All told, Ashby has a 4.50 ERA and 13.3 strikeouts per nine innings in 38 innings for the Sounds this season. That, after he opened eyes in big league camp with the Brewers by appearing three times in the Cactus League and getting seven of his eight outs via strikeout.
"I think just throwing strikes early and often is the biggest thing,” Ashby said. “It's when I have the most success. First-pitch strikes out of the ‘pen are really important. And I think it kind of helps lock that mental focus. In your bullpen and during the game, everything has to be a little bit sharper. So that's what I've been working on, and it's gone well."
Why a bullpen day to close out a charged series against the division rival closest in the standings to first-place Milwaukee? Because the Brewers want to continue giving their starters at least one day of extra rest between outings in an effort to keep them healthy and performing well in a 162-game season after only 60 regular-season games in 2020. That means Burnes will start Thursday at Pittsburgh instead, allowing Ashby to fill Wednesday's opening.
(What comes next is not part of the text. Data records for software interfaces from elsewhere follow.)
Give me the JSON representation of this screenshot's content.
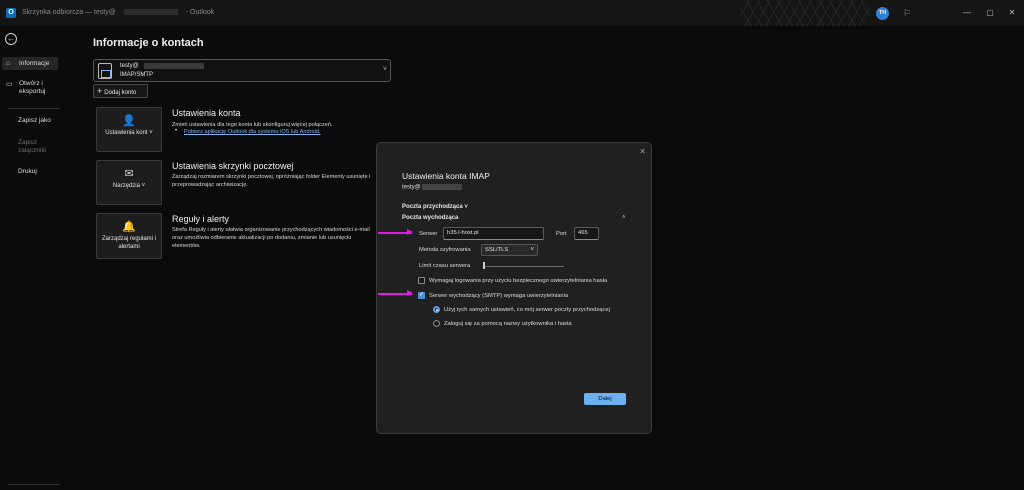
{
  "window": {
    "title": "Skrzynka odbiorcza — testy@",
    "title_suffix": "- Outlook",
    "avatar_initials": "TH",
    "app_icon": "O"
  },
  "backstage_nav": {
    "back_icon": "←",
    "items": [
      {
        "label": "Informacje",
        "icon": "home-icon"
      },
      {
        "label": "Otwórz i eksportuj",
        "icon": "folder-icon"
      },
      {
        "label": "Zapisz jako"
      },
      {
        "label": "Zapisz załączniki"
      },
      {
        "label": "Drukuj"
      }
    ]
  },
  "main": {
    "page_title": "Informacje o kontach",
    "account": {
      "name": "testy@",
      "type": "IMAP/SMTP"
    },
    "add_account_label": "Dodaj konto",
    "sections": [
      {
        "button_label": "Ustawienia kont ˅",
        "title": "Ustawienia konta",
        "desc": "Zmień ustawienia dla tego konta lub skonfiguruj więcej połączeń.",
        "link": "Pobierz aplikację Outlook dla systemu iOS lub Android."
      },
      {
        "button_label": "Narzędzia ˅",
        "title": "Ustawienia skrzynki pocztowej",
        "desc": "Zarządzaj rozmiarem skrzynki pocztowej, opróżniając folder Elementy usunięte i przeprowadzając archiwizację."
      },
      {
        "button_label": "Zarządzaj regułami i alertami",
        "title": "Reguły i alerty",
        "desc": "Strefa Reguły i alerty ułatwia organizowanie przychodzących wiadomości e-mail oraz umożliwia odbieranie aktualizacji po dodaniu, zmianie lub usunięciu elementów."
      }
    ]
  },
  "dialog": {
    "title": "Ustawienia konta IMAP",
    "email": "testy@",
    "incoming_label": "Poczta przychodząca",
    "incoming_chevron": "˅",
    "outgoing_label": "Poczta wychodząca",
    "outgoing_chevron": "˄",
    "server_label": "Serwer",
    "server_value": "h35.l-host.pl",
    "port_label": "Port",
    "port_value": "465",
    "encryption_label": "Metoda szyfrowania",
    "encryption_value": "SSL/TLS",
    "timeout_label": "Limit czasu serwera",
    "spa_label": "Wymagaj logowania przy użyciu bezpiecznego uwierzytelniania hasła",
    "spa_checked": false,
    "smtp_auth_label": "Serwer wychodzący (SMTP) wymaga uwierzytelniania",
    "smtp_auth_checked": true,
    "radio_same": "Użyj tych samych ustawień, co mój serwer poczty przychodzącej",
    "radio_login": "Zaloguj się za pomocą nazwy użytkownika i hasła",
    "next_label": "Dalej"
  },
  "colors": {
    "accent": "#6bb1f0",
    "annotation_arrow": "#e11ae6",
    "background": "#0b0b0b"
  }
}
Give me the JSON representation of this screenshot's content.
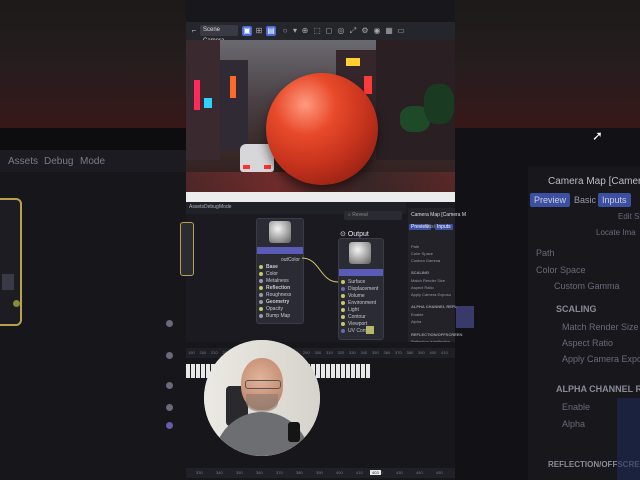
{
  "background": {
    "menu": [
      "Assets",
      "Debug",
      "Mode"
    ],
    "panel": {
      "title": "Camera Map [Camera M",
      "tabs": [
        "Preview",
        "Basic",
        "Inputs"
      ],
      "labels": [
        "Path",
        "Color Space",
        "Custom Gamma"
      ],
      "sections": [
        "SCALING",
        "ALPHA CHANNEL REPL",
        "REFLECTION/OFFSCREEN"
      ],
      "scaling_items": [
        "Match Render Size",
        "Aspect Ratio",
        "Apply Camera Exposu"
      ],
      "alpha_items": [
        "Enable",
        "Alpha"
      ],
      "right_items": [
        "Edit Sh",
        "Locate Ima"
      ]
    }
  },
  "toolbar": {
    "camera_select": "Scene Camera"
  },
  "node_editor": {
    "menu": [
      "Assets",
      "Debug",
      "Mode"
    ],
    "search_placeholder": "Reveal",
    "material_node": {
      "out_label": "outColor",
      "pins": [
        "Base",
        "Color",
        "Metalness",
        "Reflection",
        "Roughness",
        "Geometry",
        "Opacity",
        "Bump Map"
      ]
    },
    "output_node": {
      "title": "Output",
      "pins": [
        "Surface",
        "Displacement",
        "Volume",
        "Environment",
        "Light",
        "Contour",
        "Viewport",
        "UV Context"
      ]
    },
    "properties": {
      "title": "Camera Map [Camera M",
      "tabs": [
        "Preview",
        "Basic",
        "Inputs"
      ],
      "items": [
        "Path",
        "Color Space",
        "Custom Gamma",
        "SCALING",
        "Match Render Size",
        "Aspect Ratio",
        "Apply Camera Exposu",
        "ALPHA CHANNEL REPL",
        "Enable",
        "Alpha",
        "REFLECTION/OFFSCREEN",
        "Reflection is/reflection"
      ]
    }
  },
  "timeline": {
    "ruler": [
      "190",
      "200",
      "210",
      "220",
      "230",
      "240",
      "250",
      "260",
      "270",
      "280",
      "290",
      "300",
      "310",
      "320",
      "330",
      "340",
      "350",
      "360",
      "370",
      "380",
      "390",
      "400",
      "410"
    ],
    "bottom": [
      "330",
      "340",
      "350",
      "360",
      "370",
      "380",
      "390",
      "400",
      "410",
      "420",
      "430",
      "440",
      "450"
    ],
    "current_frame": "403"
  },
  "colors": {
    "accent": "#4b6bd6",
    "sphere": "#d4402a",
    "node_header": "#5a5ab8"
  }
}
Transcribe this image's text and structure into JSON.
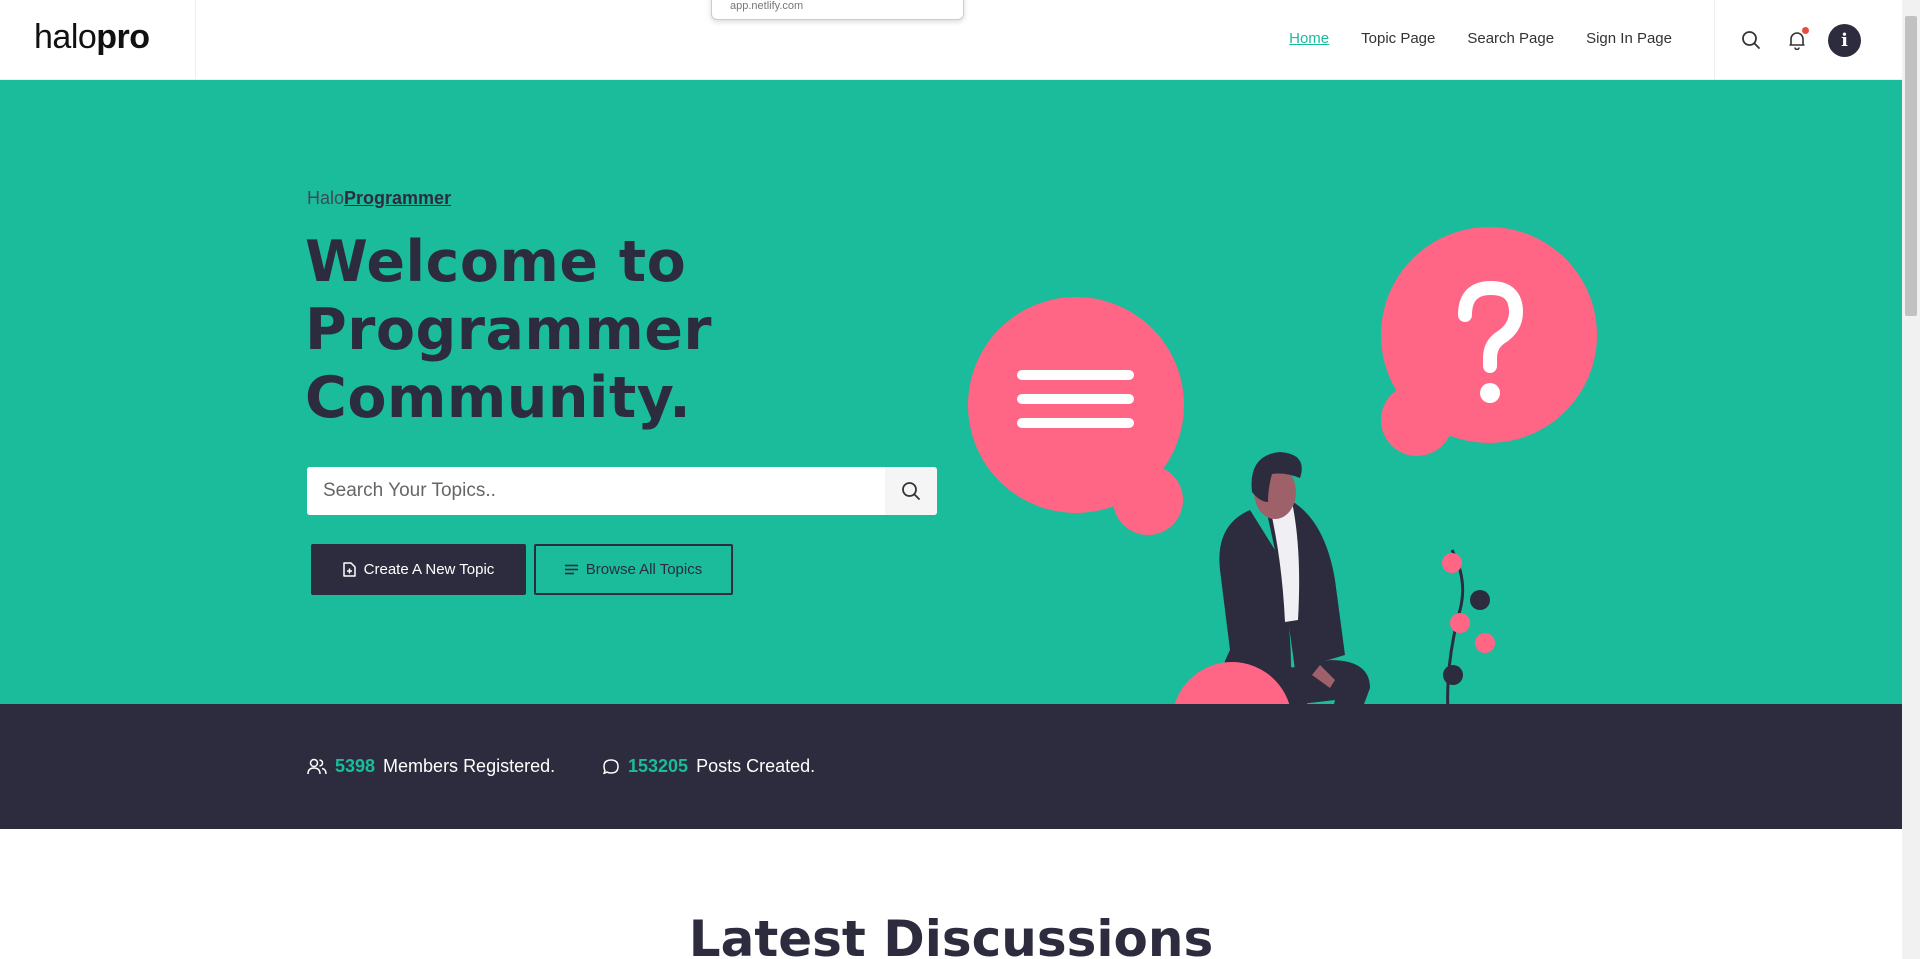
{
  "brand": {
    "logo_light": "halo",
    "logo_bold": "pro"
  },
  "url_popup": {
    "text": "app.netlify.com"
  },
  "nav": {
    "items": [
      "Home",
      "Topic Page",
      "Search Page",
      "Sign In Page"
    ],
    "active": "Home"
  },
  "header": {
    "avatar_letter": "i"
  },
  "hero": {
    "eyebrow_light": "Halo",
    "eyebrow_bold": "Programmer",
    "title_line1": "Welcome to",
    "title_line2": "Programmer",
    "title_line3": "Community.",
    "search_placeholder": "Search Your Topics..",
    "create_label": "Create A New Topic",
    "browse_label": "Browse All Topics"
  },
  "stats": {
    "members_count": "5398",
    "members_label": "Members Registered.",
    "posts_count": "153205",
    "posts_label": "Posts Created."
  },
  "latest": {
    "title": "Latest Discussions"
  },
  "colors": {
    "accent": "#1abc9c",
    "dark": "#2d2c3e",
    "pink": "#ff6584"
  }
}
Urías on Monday's ‘sick play'
The play of the day in Monday’s 14-4 win over the Cubs only happened because Luis Urías anticipated the possibility of it before it unfolded.
In case you missed it, here’s the setup: seventh inning, tie game after Chicago pinch-hitter Patrick Wisdom launched a two-run home run halfway to Lake Michigan. Joc Pederson was at first base and Brewers reliever Brad Boxberger was scuffling when a left-handed-hitting Ian Happ bounced a single past third base. Urías normally would have been standing there, but he was on the other side of second base as part of Milwaukee’s infield shift.
Shortstop Willy Adames chased the baseball. Left fielder Christian Yelich charged. Alertly, Urías ran 136 feet, according to Statcast, toward an uncovered third base.
“As soon as I saw the base hit, I was like, ‘I gotta be there,’” Urías said. “I was kind of anticipating something happening where I might have to go to third. Obviously, Yelich made a great throw, right on the money.”
It was a spectacular display of athleticism on both ends – just the thing, Brewers manager Craig Counsell said, that everyone wants to see more of in today’s power-centric game of baseball. Yelich threw on the run and Urías made the catch on the run, then contorted in order to tag out Pederson.
“That was a sick play,” Urías said.
Counsell called it “special” and ”game-changing.” Instead of second and third with one out, Boxberger had a runner at second and two outs. He struck out Javier Báez to preserve the tie. Then Devin Williams stranded the bases loaded in the top of the eighth and the Brewers scored 10 runs in the bottom of that inning for a runaway win.
The Yelich-Urías play was the turning point.
“That's just an overall tough play,” said Gold Glove Award-winning center fielder Jackie Bradley Jr. “A lot of things have to go right starting with ‘Yeli’ hustling to the ball, making a throw on the run, keeping it down in order for Luis to snag it and put on the tag while he was still moving. That's one of those athletic plays you don't get to see often. We don't work on that because it just kind of happens.”
Bradley on perseverance
Even after picking up a couple of late hits in Monday’s win, Bradley woke up Tuesday with a .159 batting average and a .217 batting average on balls in play. It indicates that beyond performing far below his own expectations, Bradley is hitting into some terrible luck.
Here’s how he has kept his head up:
“Just focus on the now and help the team win today,” Bradley said. “Whatever that is, focus on this at-bat, this pitch. You have to keep things simple, or at least try to. This is a game that requires a lot of physical performance but a lot of mental focus as well. So, I'm trying to just stay focused and stay in the present. You can't change the past and obviously, I've been horrible to this point and I have to get better.”